Common Mistakes to Avoid When Buying a Horse

Common Mistakes to Avoid When Buying a Horse

Purchasing a horse is a thrilling endeavor, but it’s also a significant investment that requires careful consideration and planning. Many prospective horse owners, especially first-timers, can make costly and heart-wrenching mistakes during the buying process. To help you navigate this important decision, we’ve compiled a list of common mistakes to avoid when buying a horse.

1. Not Defining Your Needs and Goals

Clarify Your Purpose: Before you even start looking, it’s essential to define why you want a horse and what you plan to do with it. Are you looking for a trail riding companion, a show jumper, a dressage prospect, or a family pet? Understanding your specific needs and goals will help you narrow down your options and avoid unsuitable matches.

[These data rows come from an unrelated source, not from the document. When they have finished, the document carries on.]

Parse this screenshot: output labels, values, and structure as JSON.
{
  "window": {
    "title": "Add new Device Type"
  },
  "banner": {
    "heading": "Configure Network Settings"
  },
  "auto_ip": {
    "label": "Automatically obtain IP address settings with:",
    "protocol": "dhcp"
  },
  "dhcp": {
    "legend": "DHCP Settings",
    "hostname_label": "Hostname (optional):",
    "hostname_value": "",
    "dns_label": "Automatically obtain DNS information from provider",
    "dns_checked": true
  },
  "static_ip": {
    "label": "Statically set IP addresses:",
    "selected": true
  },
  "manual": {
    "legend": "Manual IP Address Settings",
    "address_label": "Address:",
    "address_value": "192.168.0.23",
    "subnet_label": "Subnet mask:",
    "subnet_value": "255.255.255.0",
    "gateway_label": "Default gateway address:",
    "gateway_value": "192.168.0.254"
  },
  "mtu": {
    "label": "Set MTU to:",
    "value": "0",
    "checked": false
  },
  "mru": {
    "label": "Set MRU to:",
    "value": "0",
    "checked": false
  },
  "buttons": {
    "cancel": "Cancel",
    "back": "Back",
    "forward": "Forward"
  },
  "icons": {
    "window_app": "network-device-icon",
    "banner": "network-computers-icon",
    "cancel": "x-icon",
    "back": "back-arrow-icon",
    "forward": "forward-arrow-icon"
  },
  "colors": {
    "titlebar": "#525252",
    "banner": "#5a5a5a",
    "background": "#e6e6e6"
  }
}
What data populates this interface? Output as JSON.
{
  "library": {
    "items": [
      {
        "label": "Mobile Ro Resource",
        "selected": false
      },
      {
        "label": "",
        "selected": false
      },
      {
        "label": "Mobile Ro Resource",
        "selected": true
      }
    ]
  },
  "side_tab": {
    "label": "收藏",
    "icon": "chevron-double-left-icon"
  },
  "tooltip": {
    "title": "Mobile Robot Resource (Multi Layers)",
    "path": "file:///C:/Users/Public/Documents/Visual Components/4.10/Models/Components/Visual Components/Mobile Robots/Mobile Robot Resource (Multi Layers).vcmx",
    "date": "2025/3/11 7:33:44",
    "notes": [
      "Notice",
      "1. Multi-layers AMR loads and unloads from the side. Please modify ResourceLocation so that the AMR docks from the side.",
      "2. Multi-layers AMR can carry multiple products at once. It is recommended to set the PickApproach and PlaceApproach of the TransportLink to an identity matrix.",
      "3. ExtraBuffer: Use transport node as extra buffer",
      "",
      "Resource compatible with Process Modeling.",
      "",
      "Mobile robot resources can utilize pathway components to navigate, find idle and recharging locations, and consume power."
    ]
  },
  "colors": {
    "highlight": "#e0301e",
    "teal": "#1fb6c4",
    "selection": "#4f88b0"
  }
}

Skill Level Assessment: Honestly assess your riding and handling skills. Buying a horse that matches your ability is crucial for a successful and enjoyable partnership. An inexperienced rider paired with a green or spirited horse can lead to frustration and safety issues.

2. Skipping the Pre-Purchase Exam

Vet Check: One of the biggest mistakes you can make is not getting a thorough pre-purchase examination (PPE) conducted by a qualified equine veterinarian. This exam can reveal health issues that aren’t immediately obvious and save you from unforeseen medical expenses and heartache.

Detailed Report: Ensure the vet provides a detailed report and discusses any potential issues. Even if a horse has minor problems, knowing about them upfront allows you to make an informed decision and negotiate the price accordingly.

3. Overlooking the Importance of Temperament

Behavior Assessment: A horse’s temperament is just as important as its physical abilities. Spend time observing and interacting with the horse in different situations to gauge its behavior. Is it calm and friendly, or nervous and aggressive? A horse with a compatible temperament can make your experience much more enjoyable and safe.

Trial Period: If possible, arrange for a trial period to test the horse in various settings, such as riding in an arena, on trails, and around other horses. This gives you a better understanding of how the horse handles different environments and situations.

4. Ignoring the Costs Beyond the Purchase Price

Budgeting: The initial purchase price of the horse is just the beginning. Consider the ongoing costs of horse ownership, including feed, bedding, veterinary care, farrier services, boarding (if you don’t have your own facility), tack, and insurance. Make sure you have a realistic budget for all these expenses.

Emergency Fund: Set aside an emergency fund for unexpected veterinary bills or other urgent needs. Horses can incur significant costs due to injuries or illnesses, and having a financial cushion can prevent stress and difficult decisions.

5. Rushing the Buying Process

Take Your Time: It’s easy to get excited and rush into a purchase, but patience is key. Take the time to thoroughly research, view, and try out several horses before making a decision. Don’t let pressure from sellers or the fear of missing out on a “perfect” horse push you into a hasty purchase.

Second Opinions: Bring along a knowledgeable friend, trainer, or coach to get a second opinion. They can provide valuable insights and help you make a more objective decision.

6. Not Considering the Horse’s History

Background Check: Understanding a horse’s history can provide important clues about its behavior and health. Ask the seller about the horse’s past, including its training, previous owners, and any known medical issues or injuries.

Performance Records: For competition horses, review their performance records and achievements. This can help verify the horse’s abilities and suitability for your intended use.

7. Neglecting to Evaluate the Seller’s Credibility

Reputable Sellers: Buying from a reputable seller, breeder, or trainer can significantly reduce the risk of problems. Research the seller’s reputation, ask for references, and visit their facility if possible.

Contract and Guarantees: Ensure that all terms of the sale are clearly outlined in a written contract, including any guarantees about the horse’s health and suitability. A reputable seller should be willing to provide these assurances.

Avoiding these common mistakes when buying a horse can save you from potential heartache and financial loss, ensuring that your journey into horse ownership is a positive and rewarding experience. By taking the time to define your needs, conducting thorough assessments, and making informed decisions, you’ll be well on your way to finding the perfect equine companion. Remember, the right horse is out there; it just takes patience, diligence, and a little bit of horse sense to find it.

Back to blog